Af­fco says that no­tice came af­ter five days of failed dis­cus­sions with the union, and a fur­ther day with a me­di­a­tor present. Those talks fol­lowed a se­ries of chal­lenges from the union, via the Em­ploy­ment Au­thor­ity and Em- ploy­ment Court, con­test­ing Af­fco’s op­er­a­tional man­age­ment.

At present, there are nine chal­lenges still ac­tive.

The crux of the is­sue is the com­pany in­sist­ing on its right to de­ter­mine the flex­i­bil­ity and speed of the pro­cess­ing lines, and its ac­cu­sa­tion that the union is not stick­ing to proper dis­pute res­o­lu­tion pro­to­cols.

‘‘The com­pany is fight­ing as to who man­ages Af­fco. Es­sen­tially, it is a strug­gle over man­age­ment con­trol,’’ Af­fco chief ex­ec­u­tive Hamish Sim­son said. ‘‘Man­age­ment is seek­ing to draw a line on union in­flu­ence in the work­place.’’

The state­ment ac­cused the union of seek­ing greater work­place power and be­ing ‘‘ar­chaic and un­re­al­is­tic’’.

Union sec­re­tary Dave East­lake said the com­pany was try­ing to starve work­ers into ac­cept­ing changes to its col­lec­tive em­ploy­ment agree­ment, giv­ing the com­pany to­tal flex­i­bil­ity in its terms of em­ploy­ment.

Labour’s spokes­woman for labour is­sues, Darien Fen­ton, said the lock-out no­tice was an­other in­di­ca­tion of wors­en­ing in­dus­trial re­la­tions in New Zealand, and likened it to the Ports of Auck­land dis­pute.

‘ ‘ Lock­ing out the en­tire work­force across the coun­try is ex­treme,’’ Ms Fen­ton said.

She said there ap­peared to be a grow­ing push by some em­ploy­ers to ‘‘ca­su­alise and de-unionise their work­places’’.
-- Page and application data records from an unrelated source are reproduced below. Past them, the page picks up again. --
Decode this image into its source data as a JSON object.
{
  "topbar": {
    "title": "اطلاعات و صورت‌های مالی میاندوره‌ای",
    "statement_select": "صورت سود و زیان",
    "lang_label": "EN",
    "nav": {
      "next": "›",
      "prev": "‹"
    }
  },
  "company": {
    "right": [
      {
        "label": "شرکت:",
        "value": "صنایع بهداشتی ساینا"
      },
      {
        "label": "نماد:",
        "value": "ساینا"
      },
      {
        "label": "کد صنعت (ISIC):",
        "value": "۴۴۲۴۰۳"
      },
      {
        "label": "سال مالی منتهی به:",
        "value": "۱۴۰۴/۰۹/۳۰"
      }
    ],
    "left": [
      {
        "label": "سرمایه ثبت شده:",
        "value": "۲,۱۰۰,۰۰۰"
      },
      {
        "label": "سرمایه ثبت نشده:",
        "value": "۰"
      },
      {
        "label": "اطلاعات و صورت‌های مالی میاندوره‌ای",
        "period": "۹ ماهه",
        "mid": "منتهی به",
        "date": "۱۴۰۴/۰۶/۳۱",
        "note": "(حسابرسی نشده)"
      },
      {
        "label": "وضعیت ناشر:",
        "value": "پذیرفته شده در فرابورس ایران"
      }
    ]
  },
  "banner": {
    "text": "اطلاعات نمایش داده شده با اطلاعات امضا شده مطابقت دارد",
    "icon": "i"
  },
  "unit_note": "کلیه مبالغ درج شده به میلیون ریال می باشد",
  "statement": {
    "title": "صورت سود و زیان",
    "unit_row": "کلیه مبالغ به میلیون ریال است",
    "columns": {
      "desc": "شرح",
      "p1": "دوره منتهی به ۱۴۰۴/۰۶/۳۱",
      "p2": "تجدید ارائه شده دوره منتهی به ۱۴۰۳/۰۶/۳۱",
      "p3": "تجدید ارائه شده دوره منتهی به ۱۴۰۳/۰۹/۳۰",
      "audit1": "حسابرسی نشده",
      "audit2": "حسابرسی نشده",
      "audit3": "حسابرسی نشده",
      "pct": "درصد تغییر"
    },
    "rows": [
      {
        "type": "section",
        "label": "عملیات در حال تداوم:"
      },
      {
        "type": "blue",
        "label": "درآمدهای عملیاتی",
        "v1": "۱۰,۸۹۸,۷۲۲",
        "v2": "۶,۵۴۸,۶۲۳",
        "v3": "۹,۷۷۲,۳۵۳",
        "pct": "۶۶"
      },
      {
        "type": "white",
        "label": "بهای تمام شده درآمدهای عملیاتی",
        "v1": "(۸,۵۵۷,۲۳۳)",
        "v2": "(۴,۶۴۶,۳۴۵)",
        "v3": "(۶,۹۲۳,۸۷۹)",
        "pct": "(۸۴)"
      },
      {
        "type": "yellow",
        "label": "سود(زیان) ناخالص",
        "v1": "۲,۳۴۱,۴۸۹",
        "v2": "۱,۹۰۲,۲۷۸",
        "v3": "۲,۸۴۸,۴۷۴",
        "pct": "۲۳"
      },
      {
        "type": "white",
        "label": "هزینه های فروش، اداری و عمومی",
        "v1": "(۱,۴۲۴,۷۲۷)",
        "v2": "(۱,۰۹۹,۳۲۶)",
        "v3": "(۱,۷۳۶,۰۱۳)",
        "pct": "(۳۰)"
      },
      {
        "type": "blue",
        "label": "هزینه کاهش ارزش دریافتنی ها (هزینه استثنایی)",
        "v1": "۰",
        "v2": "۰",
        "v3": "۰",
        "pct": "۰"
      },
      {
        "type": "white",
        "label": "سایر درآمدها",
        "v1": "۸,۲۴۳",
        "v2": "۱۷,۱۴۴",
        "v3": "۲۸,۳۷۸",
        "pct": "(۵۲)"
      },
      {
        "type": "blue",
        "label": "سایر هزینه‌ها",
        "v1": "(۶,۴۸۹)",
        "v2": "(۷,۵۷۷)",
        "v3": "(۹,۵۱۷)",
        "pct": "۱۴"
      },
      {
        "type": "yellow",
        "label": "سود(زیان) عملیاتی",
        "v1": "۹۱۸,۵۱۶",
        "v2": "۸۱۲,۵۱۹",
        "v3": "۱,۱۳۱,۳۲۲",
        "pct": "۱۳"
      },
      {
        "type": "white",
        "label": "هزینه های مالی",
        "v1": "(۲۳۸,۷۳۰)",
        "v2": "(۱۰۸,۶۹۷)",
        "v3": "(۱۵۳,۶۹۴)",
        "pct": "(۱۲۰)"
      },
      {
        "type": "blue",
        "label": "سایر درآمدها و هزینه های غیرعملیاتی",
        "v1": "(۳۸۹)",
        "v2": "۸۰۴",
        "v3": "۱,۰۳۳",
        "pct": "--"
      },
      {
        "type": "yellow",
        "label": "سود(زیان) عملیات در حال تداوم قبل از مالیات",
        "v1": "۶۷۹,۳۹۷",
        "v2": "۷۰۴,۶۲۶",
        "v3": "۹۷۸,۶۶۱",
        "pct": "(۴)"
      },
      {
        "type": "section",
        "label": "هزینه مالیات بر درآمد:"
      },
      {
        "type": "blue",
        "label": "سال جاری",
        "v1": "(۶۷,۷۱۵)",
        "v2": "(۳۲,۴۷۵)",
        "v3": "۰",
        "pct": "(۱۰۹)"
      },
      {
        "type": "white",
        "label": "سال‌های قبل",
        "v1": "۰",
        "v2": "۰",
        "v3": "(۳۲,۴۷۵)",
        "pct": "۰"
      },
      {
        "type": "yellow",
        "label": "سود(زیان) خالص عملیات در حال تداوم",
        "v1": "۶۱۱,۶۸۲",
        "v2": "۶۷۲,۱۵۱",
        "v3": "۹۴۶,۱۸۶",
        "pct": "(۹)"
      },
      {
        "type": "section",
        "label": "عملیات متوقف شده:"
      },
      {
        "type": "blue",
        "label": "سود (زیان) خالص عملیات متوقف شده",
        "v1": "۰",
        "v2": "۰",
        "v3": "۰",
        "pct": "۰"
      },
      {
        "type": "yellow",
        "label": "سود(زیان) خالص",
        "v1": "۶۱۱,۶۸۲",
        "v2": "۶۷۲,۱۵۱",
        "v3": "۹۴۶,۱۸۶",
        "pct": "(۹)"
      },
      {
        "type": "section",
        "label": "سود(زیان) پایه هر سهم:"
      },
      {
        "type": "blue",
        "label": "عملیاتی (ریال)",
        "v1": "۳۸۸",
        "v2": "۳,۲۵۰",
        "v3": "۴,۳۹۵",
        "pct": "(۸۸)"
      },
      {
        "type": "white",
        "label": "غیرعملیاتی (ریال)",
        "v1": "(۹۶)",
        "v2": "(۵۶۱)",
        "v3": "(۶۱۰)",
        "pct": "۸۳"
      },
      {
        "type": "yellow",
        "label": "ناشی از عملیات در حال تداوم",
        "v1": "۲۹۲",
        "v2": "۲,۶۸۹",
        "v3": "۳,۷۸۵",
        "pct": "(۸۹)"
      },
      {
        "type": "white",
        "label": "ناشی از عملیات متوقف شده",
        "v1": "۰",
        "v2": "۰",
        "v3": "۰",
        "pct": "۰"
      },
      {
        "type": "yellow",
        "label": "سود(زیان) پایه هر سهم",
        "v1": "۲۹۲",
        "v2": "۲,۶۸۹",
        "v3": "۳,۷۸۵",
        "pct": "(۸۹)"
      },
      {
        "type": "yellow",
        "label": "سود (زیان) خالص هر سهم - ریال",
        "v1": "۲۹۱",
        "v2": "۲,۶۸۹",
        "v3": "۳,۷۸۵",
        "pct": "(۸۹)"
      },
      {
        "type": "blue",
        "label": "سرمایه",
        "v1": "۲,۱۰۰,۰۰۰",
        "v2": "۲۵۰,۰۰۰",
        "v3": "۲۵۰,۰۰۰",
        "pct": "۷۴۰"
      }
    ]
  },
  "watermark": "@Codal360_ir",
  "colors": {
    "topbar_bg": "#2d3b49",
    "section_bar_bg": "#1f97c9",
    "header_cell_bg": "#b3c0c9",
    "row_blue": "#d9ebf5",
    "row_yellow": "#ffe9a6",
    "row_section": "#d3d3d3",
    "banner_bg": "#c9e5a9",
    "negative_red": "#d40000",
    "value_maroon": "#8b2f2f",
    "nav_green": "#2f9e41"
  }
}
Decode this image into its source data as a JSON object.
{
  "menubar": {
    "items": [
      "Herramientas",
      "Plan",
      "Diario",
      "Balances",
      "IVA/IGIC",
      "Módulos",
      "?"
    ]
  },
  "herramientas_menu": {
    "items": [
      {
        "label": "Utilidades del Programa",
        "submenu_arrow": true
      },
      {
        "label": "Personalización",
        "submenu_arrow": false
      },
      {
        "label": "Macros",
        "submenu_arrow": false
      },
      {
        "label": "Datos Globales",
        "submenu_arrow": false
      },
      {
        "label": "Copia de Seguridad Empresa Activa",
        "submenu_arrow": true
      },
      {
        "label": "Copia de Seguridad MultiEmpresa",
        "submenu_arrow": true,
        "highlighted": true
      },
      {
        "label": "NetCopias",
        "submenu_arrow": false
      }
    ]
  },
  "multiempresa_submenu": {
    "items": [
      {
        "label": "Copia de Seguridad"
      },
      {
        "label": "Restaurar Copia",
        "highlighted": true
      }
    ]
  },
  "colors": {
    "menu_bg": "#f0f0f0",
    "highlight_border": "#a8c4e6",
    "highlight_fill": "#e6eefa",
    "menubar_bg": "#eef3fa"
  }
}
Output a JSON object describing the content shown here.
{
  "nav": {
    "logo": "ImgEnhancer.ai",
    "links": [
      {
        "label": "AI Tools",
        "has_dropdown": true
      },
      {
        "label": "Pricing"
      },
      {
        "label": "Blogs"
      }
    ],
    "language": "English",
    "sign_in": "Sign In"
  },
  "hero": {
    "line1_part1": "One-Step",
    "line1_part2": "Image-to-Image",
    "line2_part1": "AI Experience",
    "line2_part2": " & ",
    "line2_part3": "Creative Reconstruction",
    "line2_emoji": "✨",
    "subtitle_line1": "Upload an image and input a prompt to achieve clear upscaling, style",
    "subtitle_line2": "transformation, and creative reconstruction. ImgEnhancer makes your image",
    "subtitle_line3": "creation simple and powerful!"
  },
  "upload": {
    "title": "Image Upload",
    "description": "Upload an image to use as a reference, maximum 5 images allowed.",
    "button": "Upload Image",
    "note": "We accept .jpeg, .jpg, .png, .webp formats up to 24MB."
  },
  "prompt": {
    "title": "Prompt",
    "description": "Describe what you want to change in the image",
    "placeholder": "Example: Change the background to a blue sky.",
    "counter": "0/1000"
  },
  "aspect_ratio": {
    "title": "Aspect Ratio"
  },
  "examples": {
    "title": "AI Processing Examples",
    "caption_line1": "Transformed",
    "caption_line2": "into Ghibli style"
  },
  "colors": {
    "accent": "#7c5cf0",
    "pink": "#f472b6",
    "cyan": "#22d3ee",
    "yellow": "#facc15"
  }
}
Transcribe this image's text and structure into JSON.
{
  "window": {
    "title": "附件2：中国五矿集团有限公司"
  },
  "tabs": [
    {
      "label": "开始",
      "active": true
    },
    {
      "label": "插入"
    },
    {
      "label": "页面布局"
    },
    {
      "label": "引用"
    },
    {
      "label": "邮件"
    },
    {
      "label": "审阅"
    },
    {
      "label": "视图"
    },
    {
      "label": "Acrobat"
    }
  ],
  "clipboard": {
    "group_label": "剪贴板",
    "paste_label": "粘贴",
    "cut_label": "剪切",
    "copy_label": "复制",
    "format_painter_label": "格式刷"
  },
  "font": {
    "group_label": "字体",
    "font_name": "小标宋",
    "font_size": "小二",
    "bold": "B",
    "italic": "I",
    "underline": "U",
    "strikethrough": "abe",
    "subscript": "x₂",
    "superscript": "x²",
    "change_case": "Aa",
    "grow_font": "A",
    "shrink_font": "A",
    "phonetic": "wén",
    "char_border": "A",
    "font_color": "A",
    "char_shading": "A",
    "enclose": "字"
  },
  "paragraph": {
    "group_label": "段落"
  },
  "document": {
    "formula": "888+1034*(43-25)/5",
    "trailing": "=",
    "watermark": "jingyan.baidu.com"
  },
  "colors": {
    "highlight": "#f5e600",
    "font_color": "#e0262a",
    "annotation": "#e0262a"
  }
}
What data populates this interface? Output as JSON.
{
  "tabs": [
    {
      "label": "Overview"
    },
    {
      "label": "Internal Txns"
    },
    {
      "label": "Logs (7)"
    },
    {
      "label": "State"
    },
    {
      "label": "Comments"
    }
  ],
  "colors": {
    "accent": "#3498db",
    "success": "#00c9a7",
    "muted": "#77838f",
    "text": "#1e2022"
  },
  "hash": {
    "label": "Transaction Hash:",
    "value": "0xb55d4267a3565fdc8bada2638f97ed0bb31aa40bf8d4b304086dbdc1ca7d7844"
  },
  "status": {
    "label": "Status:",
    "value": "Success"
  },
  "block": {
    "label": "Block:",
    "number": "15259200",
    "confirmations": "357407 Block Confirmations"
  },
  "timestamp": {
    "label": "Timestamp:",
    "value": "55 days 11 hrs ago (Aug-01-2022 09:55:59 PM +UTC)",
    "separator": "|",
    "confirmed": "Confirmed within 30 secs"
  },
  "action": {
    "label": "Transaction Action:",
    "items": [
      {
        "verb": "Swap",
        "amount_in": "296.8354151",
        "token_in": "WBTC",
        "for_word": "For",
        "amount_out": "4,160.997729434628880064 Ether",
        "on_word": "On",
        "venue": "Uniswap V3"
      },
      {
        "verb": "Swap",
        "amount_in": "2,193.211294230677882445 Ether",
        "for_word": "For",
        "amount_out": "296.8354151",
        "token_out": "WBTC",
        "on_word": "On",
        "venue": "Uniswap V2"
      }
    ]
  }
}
Green Party in­dus­trial re­la­tions spokesper­son Denise Roche said the Af­fco work­ers should not have to ac­cept ‘‘ca­su­al­i­sa­tion’’ of their jobs. Bike North­land is propos­ing set­ting up a multi-sport hub on Whangarei’s Pohe Is­land and has ap­proached na­tional fund­ing body Sparc to try to progress the plan.

Stu Bell, from Bike North­land, said Sparc had ac­cepted an ex­pres­sion of in­ter­est from the sport­ing body for fund­ing to ex­plore the idea of set­ting up a sports hub on Pohe Is­land.

The first stage, if Sparc fund­ing to em­ploy a co-or­di­na­tor was granted, would be to bring the var­i­ous sport­ing groups to­gether, come up with a plan and seek fund­ing from lo­cal and na­tional bod­ies.

Rep­re­sen­ta­tives of Bike North­land and other groups have been work­ing with Whangarei Dis­trict Coun­cil staff to see how they could max­imise the po­ten­tial of Pohe Is­land, which is just min­utes from the city cen­tre.

Other sports and groups that have expressed an in­ter­est in be­ing part of the sports hub in­clude BMX, bas­ket­ball, triathlon and multi-sports, ori­en­teer­ing and kick box­ing. The North­land Rugby Union is also in­ter­ested in set­ting up a flood­lit train­ing pitch on Pohe Is­land, which is the the site of the old dis­trict rub­bish dump.

WDC has a man­age­ment plan for Pohe Is­land, which sees it as an open re­cre­ation space and has iden­ti­fied cy­cling as one of the likely ac­tiv­i­ties. BMX is al­ready based on the site, while Mad­hat­ters Foot­ball Club has it’s clu­b­room and pitch there.

‘‘We want to help de­velop a vi­sion of where Pohe Is­land will be in 20 to 50 years time. We see a sports hub as fit­ting in well with the man­age­ment plan and will help get peo­ple up and ac­tive,’’ Mr Bell said.

‘‘A sport hub is a new con­cept, but they are do­ing them in other parts of the coun­try, and one is be­ing iden­ti­fied for Kaikohe’s Lind­vart Park. We need to get that

Newspapers in English

Newspapers from New Zealand

© PressReader. All rights reserved.